Rather than appearing invincible and near immortal, bin Laden laments his own end, hinting he won’t survive the year. "In this final year I hurl myself and my steed with my soul at the enemy. Indeed on my demise I will become a martyr." Not the words of a terrorist master mind destined to terrorize America for years to come.
America has achieved a major objective: Bin Laden shed his stealth, and seems ready to die in suicide rather than to watch America crumble to the ground.
Learning Who Are Your Real Friends. The European alliance including NATO have entered a new era. Only one member has suffered a major attack by Islamic-fascists. Fortunately another, Great Britain, stands firmly by America. But France, Germany and even Canada remain unconvinced about a preemptive attack on Iraq.
On November 6, 2001, President Bush said "a coalition partner must do more than just express sympathy; a coalition partner must perform.. Over time it's going to be important for nations to know they will be held accountable for inactivity," he said. "You're either with us or against us in the fight against terror."

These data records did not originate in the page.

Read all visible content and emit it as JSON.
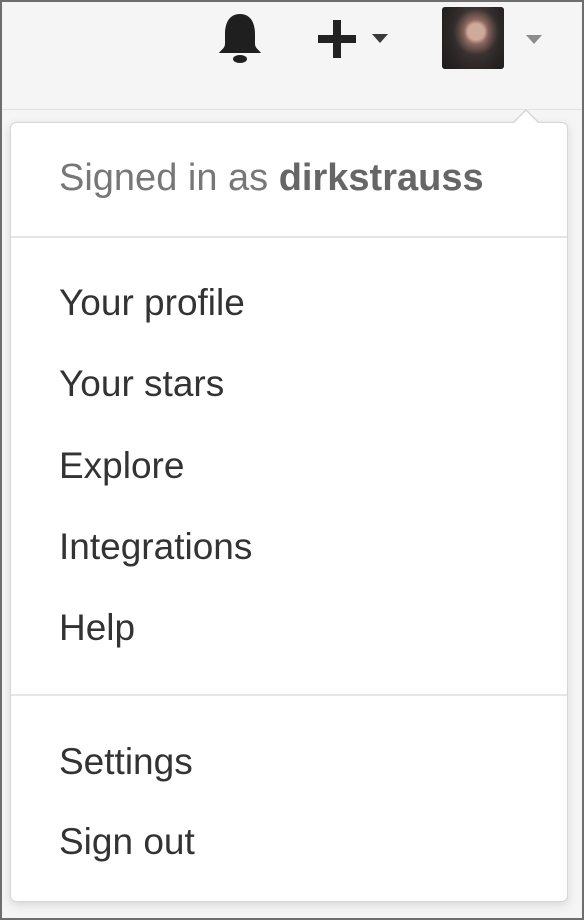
{
  "header": {
    "icons": [
      "bell-icon",
      "plus-icon",
      "chevron-down-icon",
      "avatar"
    ]
  },
  "dropdown": {
    "signed_in_prefix": "Signed in as ",
    "username": "dirkstrauss",
    "primary_items": [
      {
        "label": "Your profile"
      },
      {
        "label": "Your stars"
      },
      {
        "label": "Explore"
      },
      {
        "label": "Integrations"
      },
      {
        "label": "Help"
      }
    ],
    "secondary_items": [
      {
        "label": "Settings"
      },
      {
        "label": "Sign out"
      }
    ]
  },
  "colors": {
    "page_background": "#f5f5f5",
    "menu_background": "#ffffff",
    "text": "#333333",
    "muted_text": "#777777",
    "divider": "#e6e6e6"
  }
}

Ironically, Bush’s statement was made during a joint news conference with French President Jacques Chirac.
Another major has been achieved: Despite our European allies’ threat to block any U.N. Security Council authorization to use force, the current crisis has forced most European leaders to focus on Iraq. If Saddam Hussein were to eject U.N. inspectors, the Security Council, including France, Russia and China would have no choice but to authorize force.
Anti-War Protesters, Not in Solidarity with Saddam. In a democratic society like America, foreign policy decisions must account for protest and opposition. The Bush Administration surely expected anti-war protests, especially in Europe

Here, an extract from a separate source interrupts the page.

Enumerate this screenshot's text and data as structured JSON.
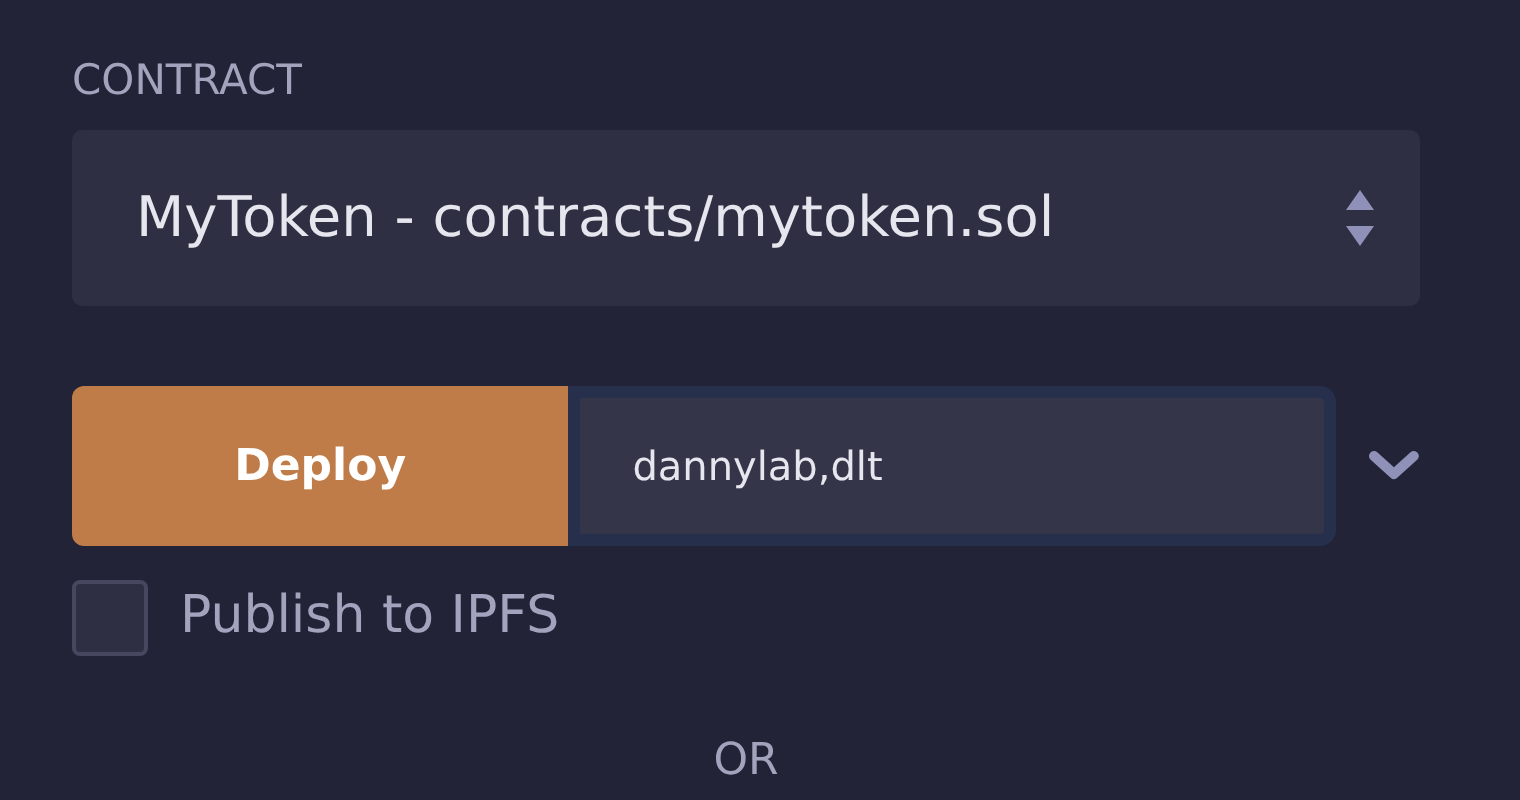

For example, in 1983, following the initial deployment by United States of the first Pershing II intermediate missiles in Germany, millions protested in a European capitals. As today, the anti-war protests warned of nuclear Armageddon. President Reagan’s strategy of deployment to induce negotiations was criticized as insane brinkmanship. The other side had already hundreds of SS-4, SS-5, and SS-20 missiles in place. But the rage of the millions of protesters was directed at the United States. Four years later, on December 8, 1987 President Reagan and General Secretary Gorbachev sign the "Treaty on the Elimination of Intermediate-Range and Shorter-Range Missiles."
Current anti-war protests all at least include token condemnation of Saddam Hussein. Unlike Vietnam War protests, there are no calls for ‘solidarity’ with the liberation fighters of the enemy.

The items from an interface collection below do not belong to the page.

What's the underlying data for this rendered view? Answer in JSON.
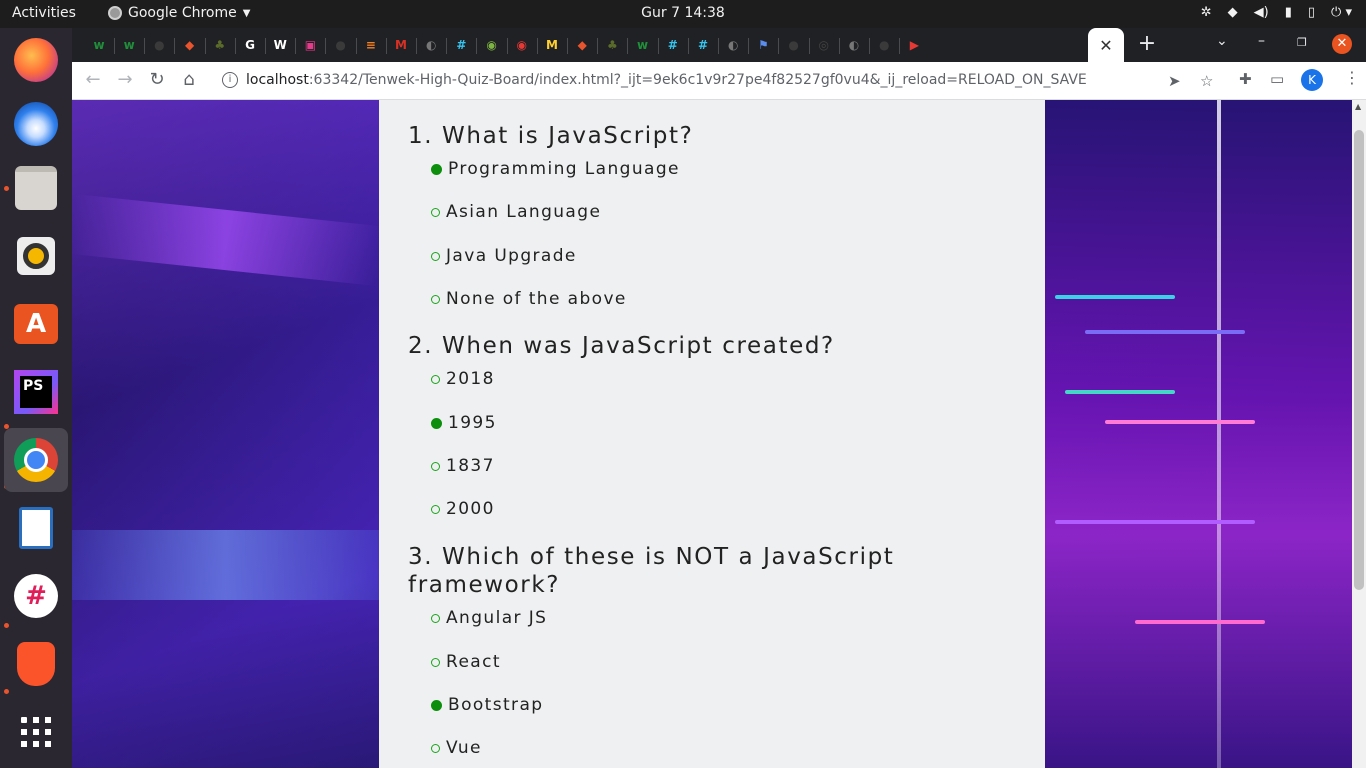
{
  "system_bar": {
    "activities": "Activities",
    "app_name": "Google Chrome",
    "clock": "Gur 7  14:38"
  },
  "browser": {
    "url_host": "localhost",
    "url_rest": ":63342/Tenwek-High-Quiz-Board/index.html?_ijt=9ek6c1v9r27pe4f82527gf0vu4&_ij_reload=RELOAD_ON_SAVE",
    "profile_initial": "K",
    "active_tab_close": "✕",
    "new_tab": "+",
    "tabs": [
      {
        "name": "webflow-tab",
        "glyph": "w",
        "color": "#1f8f3a"
      },
      {
        "name": "webflow-tab-2",
        "glyph": "w",
        "color": "#1f8f3a"
      },
      {
        "name": "github-tab",
        "glyph": "●",
        "color": "#3a3a3a"
      },
      {
        "name": "figma-tab",
        "glyph": "◆",
        "color": "#e8542d"
      },
      {
        "name": "tree-tab",
        "glyph": "♣",
        "color": "#5a6b2a"
      },
      {
        "name": "google-tab",
        "glyph": "G",
        "color": "#ffffff"
      },
      {
        "name": "wikipedia-tab",
        "glyph": "W",
        "color": "#ffffff"
      },
      {
        "name": "pink-tab",
        "glyph": "▣",
        "color": "#e83a8a"
      },
      {
        "name": "github-tab-2",
        "glyph": "●",
        "color": "#3a3a3a"
      },
      {
        "name": "stack-tab",
        "glyph": "≡",
        "color": "#f48024"
      },
      {
        "name": "gmail-tab",
        "glyph": "M",
        "color": "#d93025"
      },
      {
        "name": "globe-tab",
        "glyph": "◐",
        "color": "#777"
      },
      {
        "name": "slack-tab",
        "glyph": "#",
        "color": "#36c5f0"
      },
      {
        "name": "green-tab",
        "glyph": "◉",
        "color": "#7cb342"
      },
      {
        "name": "record-tab",
        "glyph": "◉",
        "color": "#e53935"
      },
      {
        "name": "miro-tab",
        "glyph": "M",
        "color": "#ffd02f"
      },
      {
        "name": "figma-tab-2",
        "glyph": "◆",
        "color": "#e8542d"
      },
      {
        "name": "tree-tab-2",
        "glyph": "♣",
        "color": "#5a6b2a"
      },
      {
        "name": "webflow-tab-3",
        "glyph": "w",
        "color": "#1f8f3a"
      },
      {
        "name": "slack-tab-2",
        "glyph": "#",
        "color": "#36c5f0"
      },
      {
        "name": "slack-tab-3",
        "glyph": "#",
        "color": "#36c5f0"
      },
      {
        "name": "globe-tab-2",
        "glyph": "◐",
        "color": "#777"
      },
      {
        "name": "flag-tab",
        "glyph": "⚑",
        "color": "#5b8def"
      },
      {
        "name": "github-tab-3",
        "glyph": "●",
        "color": "#3a3a3a"
      },
      {
        "name": "dim-tab",
        "glyph": "◎",
        "color": "#444"
      },
      {
        "name": "globe-tab-3",
        "glyph": "◐",
        "color": "#777"
      },
      {
        "name": "github-tab-4",
        "glyph": "●",
        "color": "#3a3a3a"
      },
      {
        "name": "youtube-music-tab",
        "glyph": "▶",
        "color": "#e53935"
      }
    ]
  },
  "quiz": {
    "questions": [
      {
        "text": "1. What is JavaScript?",
        "options": [
          {
            "label": "Programming Language",
            "selected": true
          },
          {
            "label": "Asian Language",
            "selected": false
          },
          {
            "label": "Java Upgrade",
            "selected": false
          },
          {
            "label": "None of the above",
            "selected": false
          }
        ]
      },
      {
        "text": "2. When was JavaScript created?",
        "options": [
          {
            "label": "2018",
            "selected": false
          },
          {
            "label": "1995",
            "selected": true
          },
          {
            "label": "1837",
            "selected": false
          },
          {
            "label": "2000",
            "selected": false
          }
        ]
      },
      {
        "text": "3. Which of these is NOT a JavaScript framework?",
        "options": [
          {
            "label": "Angular JS",
            "selected": false
          },
          {
            "label": "React",
            "selected": false
          },
          {
            "label": "Bootstrap",
            "selected": true
          },
          {
            "label": "Vue",
            "selected": false
          }
        ]
      }
    ]
  },
  "colors": {
    "selected_radio": "#0d8f0d",
    "radio_border": "#1aa51a",
    "card_bg": "#eef0f1",
    "ubuntu_orange": "#e95420"
  }
}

This is another major objective achieved: The world, including war protesters, recognize Saddam as a brutal dictator.
We are observing a classic case of negotiations from strength. This is bold foreign policy based on military strength. Despite the non-stop war coverage (a war where not a shot has been fired,) there have already been significant foreign policy successes. There have been two stated aims of this policy; to disarm Iraq of weapons of mass destruction and to remove Saddam Hussein as Iraq’s despot leader. It remains to be seen if President Bush will be satisfied to achieving the first objective only, or whether Saddam will relinquish power as the U.S. ratchets up the military threat.
President Reagan proved that resolute military effort, and a clear message to use all the power available, can in the end achieve foreign policy goals without firing a shot. We would prefer a similar outcome from our current Iraq offensive.